§ INSTRUCTIONS FOR THE TASK
Going through the data below, find how many lines include the word "true", and reply with that number alone.

App and web page records:
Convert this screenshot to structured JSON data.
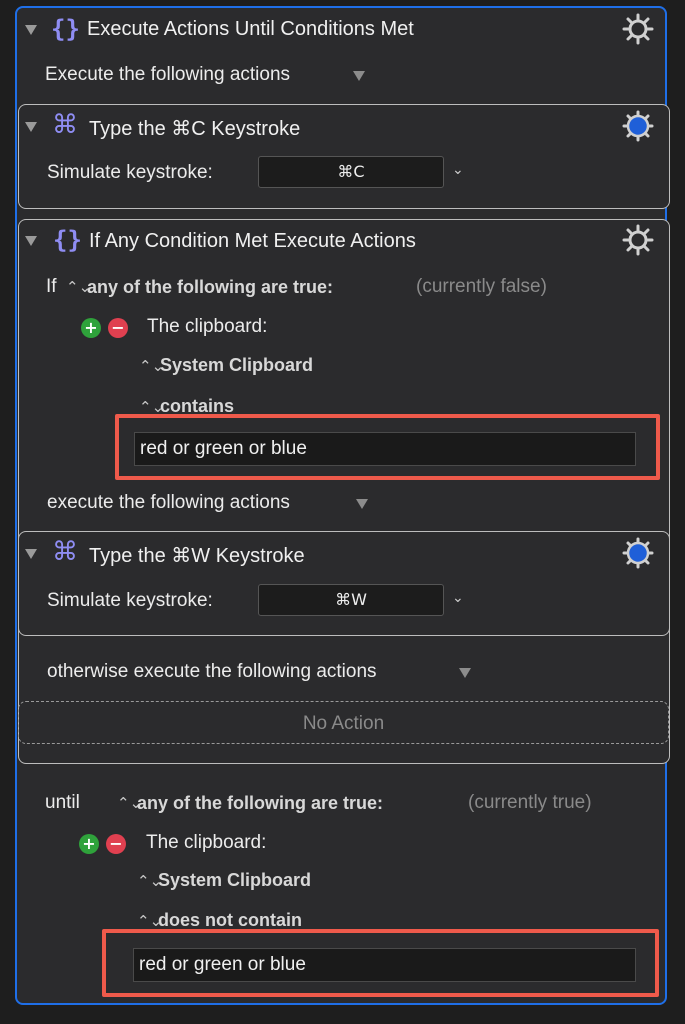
{
  "outer": {
    "title": "Execute Actions Until Conditions Met",
    "execute_label": "Execute the following actions",
    "until_label": "until",
    "until_condition": "any of the following are true:",
    "until_status": "(currently true)",
    "until_clipboard_label": "The clipboard:",
    "until_clipboard_source": "System Clipboard",
    "until_operator": "does not contain",
    "until_value": "red or green or blue"
  },
  "type_c": {
    "title": "Type the ⌘C Keystroke",
    "simulate_label": "Simulate keystroke:",
    "keystroke": "⌘C"
  },
  "if_block": {
    "title": "If Any Condition Met Execute Actions",
    "if_label": "If",
    "condition": "any of the following are true:",
    "status": "(currently false)",
    "clipboard_label": "The clipboard:",
    "clipboard_source": "System Clipboard",
    "operator": "contains",
    "value": "red or green or blue",
    "execute_label": "execute the following actions",
    "otherwise_label": "otherwise execute the following actions",
    "no_action": "No Action"
  },
  "type_w": {
    "title": "Type the ⌘W Keystroke",
    "simulate_label": "Simulate keystroke:",
    "keystroke": "⌘W"
  },
  "colors": {
    "accent_blue": "#1f6fe8",
    "highlight_red": "#ef5a4b",
    "icon_purple": "#8f8df3",
    "plus_green": "#2fa23b",
    "minus_red": "#e04050"
  }
}
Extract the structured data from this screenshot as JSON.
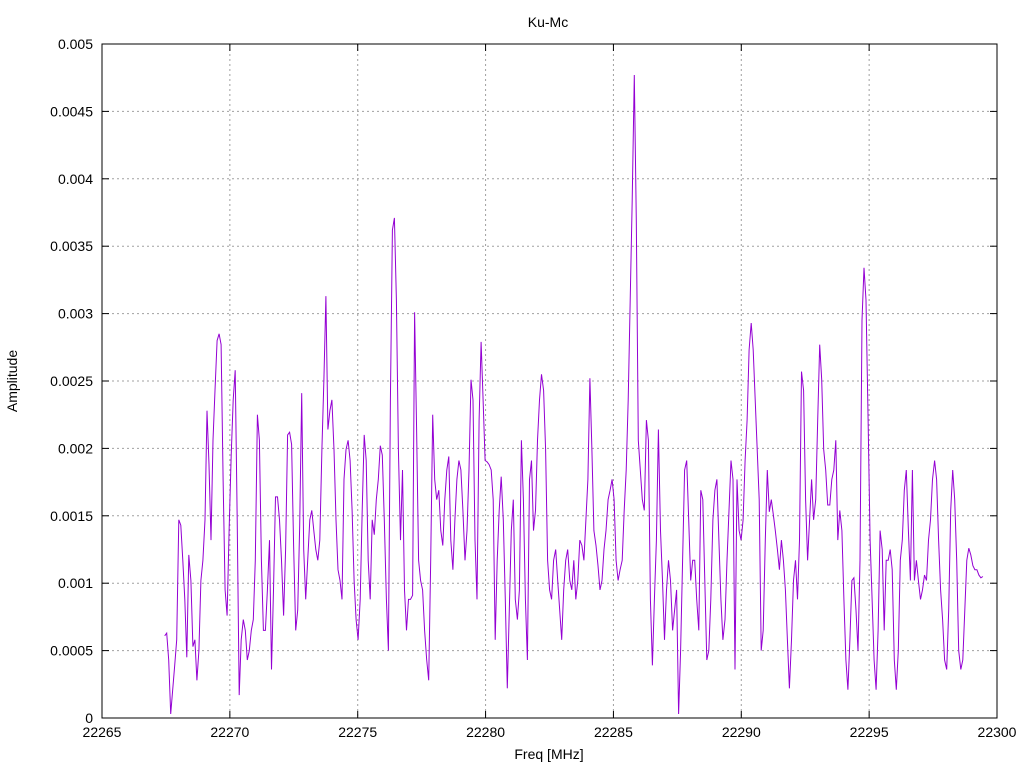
{
  "chart_data": {
    "type": "line",
    "title": "Ku-Mc",
    "xlabel": "Freq [MHz]",
    "ylabel": "Amplitude",
    "xlim": [
      22265,
      22300
    ],
    "ylim": [
      0,
      0.005
    ],
    "xticks": [
      22265,
      22270,
      22275,
      22280,
      22285,
      22290,
      22295,
      22300
    ],
    "xtick_labels": [
      "22265",
      "22270",
      "22275",
      "22280",
      "22285",
      "22290",
      "22295",
      "22300"
    ],
    "yticks": [
      0,
      0.0005,
      0.001,
      0.0015,
      0.002,
      0.0025,
      0.003,
      0.0035,
      0.004,
      0.0045,
      0.005
    ],
    "ytick_labels": [
      "0",
      "0.0005",
      "0.001",
      "0.0015",
      "0.002",
      "0.0025",
      "0.003",
      "0.0035",
      "0.004",
      "0.0045",
      "0.005"
    ],
    "grid": true,
    "legend": "none",
    "series": [
      {
        "name": "Ku-Mc",
        "color": "#9400d3",
        "x_start": 22267.45,
        "x_end": 22299.45,
        "values": [
          0.00061,
          0.00063,
          0.00043,
          3e-05,
          0.00021,
          0.00039,
          0.00058,
          0.00147,
          0.00143,
          0.00117,
          0.00088,
          0.00045,
          0.00121,
          0.00102,
          0.00053,
          0.00058,
          0.00028,
          0.0005,
          0.00102,
          0.00117,
          0.00147,
          0.00228,
          0.00188,
          0.00132,
          0.00206,
          0.00243,
          0.0028,
          0.00285,
          0.00277,
          0.00177,
          0.00095,
          0.00076,
          0.00139,
          0.00195,
          0.00236,
          0.00258,
          0.00147,
          0.00017,
          0.00058,
          0.00073,
          0.00065,
          0.00043,
          0.0005,
          0.00065,
          0.00073,
          0.00117,
          0.00225,
          0.00206,
          0.00117,
          0.00065,
          0.00065,
          0.00095,
          0.00132,
          0.00036,
          0.00095,
          0.00164,
          0.00164,
          0.00147,
          0.00117,
          0.00076,
          0.00125,
          0.0021,
          0.00212,
          0.00203,
          0.00128,
          0.00065,
          0.0008,
          0.00143,
          0.00241,
          0.00125,
          0.00088,
          0.00117,
          0.00147,
          0.00154,
          0.00139,
          0.00125,
          0.00117,
          0.00132,
          0.00199,
          0.00251,
          0.00313,
          0.00214,
          0.00228,
          0.00236,
          0.00199,
          0.00147,
          0.0011,
          0.00102,
          0.00088,
          0.00177,
          0.00199,
          0.00206,
          0.00191,
          0.00154,
          0.00102,
          0.00073,
          0.00058,
          0.00088,
          0.00154,
          0.0021,
          0.00191,
          0.00117,
          0.00088,
          0.00147,
          0.00136,
          0.00162,
          0.00177,
          0.00202,
          0.00195,
          0.00147,
          0.00088,
          0.0005,
          0.00236,
          0.00362,
          0.00371,
          0.0031,
          0.00199,
          0.00132,
          0.00184,
          0.00095,
          0.00065,
          0.00088,
          0.00088,
          0.00091,
          0.00301,
          0.00214,
          0.00117,
          0.00102,
          0.00095,
          0.00065,
          0.00043,
          0.00028,
          0.00117,
          0.00225,
          0.00177,
          0.00162,
          0.00169,
          0.00139,
          0.00128,
          0.00162,
          0.00184,
          0.00194,
          0.00132,
          0.0011,
          0.00147,
          0.00177,
          0.00191,
          0.00184,
          0.00154,
          0.00117,
          0.00139,
          0.00184,
          0.00251,
          0.00236,
          0.00132,
          0.00088,
          0.00221,
          0.00279,
          0.00236,
          0.00191,
          0.0019,
          0.00188,
          0.00184,
          0.00162,
          0.00058,
          0.00117,
          0.00154,
          0.00179,
          0.00147,
          0.00088,
          0.00022,
          0.0008,
          0.00139,
          0.00162,
          0.00088,
          0.00073,
          0.00095,
          0.00206,
          0.00162,
          0.00088,
          0.00043,
          0.00177,
          0.00191,
          0.00139,
          0.00154,
          0.00206,
          0.00236,
          0.00255,
          0.00243,
          0.00199,
          0.00117,
          0.00095,
          0.00088,
          0.00117,
          0.00125,
          0.00102,
          0.0008,
          0.00058,
          0.00095,
          0.00117,
          0.00125,
          0.00102,
          0.00095,
          0.00117,
          0.00088,
          0.00102,
          0.00132,
          0.00128,
          0.00117,
          0.00147,
          0.00177,
          0.00252,
          0.00199,
          0.00139,
          0.00128,
          0.00113,
          0.00095,
          0.00102,
          0.00125,
          0.00139,
          0.00162,
          0.00169,
          0.00177,
          0.00162,
          0.00117,
          0.00102,
          0.0011,
          0.00117,
          0.00154,
          0.00184,
          0.00236,
          0.0031,
          0.00384,
          0.00477,
          0.00369,
          0.00206,
          0.00184,
          0.00162,
          0.00154,
          0.00221,
          0.00206,
          0.00088,
          0.00039,
          0.00088,
          0.00132,
          0.00214,
          0.00139,
          0.00102,
          0.00058,
          0.00095,
          0.00117,
          0.00102,
          0.00065,
          0.0008,
          0.00095,
          3e-05,
          0.0005,
          0.00117,
          0.00184,
          0.00191,
          0.00147,
          0.00102,
          0.00117,
          0.00117,
          0.00088,
          0.00065,
          0.00169,
          0.00162,
          0.00102,
          0.00043,
          0.0005,
          0.00088,
          0.00147,
          0.00169,
          0.00177,
          0.00132,
          0.00088,
          0.00058,
          0.00073,
          0.00117,
          0.00154,
          0.00191,
          0.00177,
          0.00036,
          0.00177,
          0.00139,
          0.00132,
          0.00147,
          0.00191,
          0.00221,
          0.00273,
          0.00293,
          0.00273,
          0.00236,
          0.00199,
          0.00162,
          0.0005,
          0.00065,
          0.00132,
          0.00184,
          0.00153,
          0.00162,
          0.00151,
          0.00139,
          0.00125,
          0.0011,
          0.00132,
          0.00117,
          0.00095,
          0.00058,
          0.00022,
          0.00058,
          0.00102,
          0.00117,
          0.00088,
          0.00132,
          0.00257,
          0.00243,
          0.00162,
          0.00117,
          0.00147,
          0.00177,
          0.00147,
          0.00162,
          0.00221,
          0.00277,
          0.00251,
          0.00199,
          0.00184,
          0.00158,
          0.00158,
          0.00177,
          0.00184,
          0.00206,
          0.00132,
          0.00154,
          0.00139,
          0.00088,
          0.00043,
          0.00021,
          0.00058,
          0.00102,
          0.00104,
          0.0008,
          0.0005,
          0.00117,
          0.00295,
          0.00334,
          0.0031,
          0.00221,
          0.00132,
          0.00088,
          0.00043,
          0.00021,
          0.00065,
          0.00139,
          0.00125,
          0.00065,
          0.00117,
          0.00117,
          0.00125,
          0.0011,
          0.00043,
          0.00021,
          0.0005,
          0.00117,
          0.00132,
          0.00169,
          0.00184,
          0.00139,
          0.00102,
          0.00184,
          0.00102,
          0.00117,
          0.00102,
          0.00088,
          0.00095,
          0.00106,
          0.00102,
          0.00132,
          0.00147,
          0.00177,
          0.00191,
          0.00177,
          0.00132,
          0.00095,
          0.00073,
          0.00043,
          0.00036,
          0.0008,
          0.00154,
          0.00184,
          0.00162,
          0.00117,
          0.0005,
          0.00036,
          0.00043,
          0.0008,
          0.00117,
          0.00126,
          0.00121,
          0.00113,
          0.0011,
          0.0011,
          0.00106,
          0.00104,
          0.00105
        ]
      }
    ]
  }
}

§ ANSWER BOX
4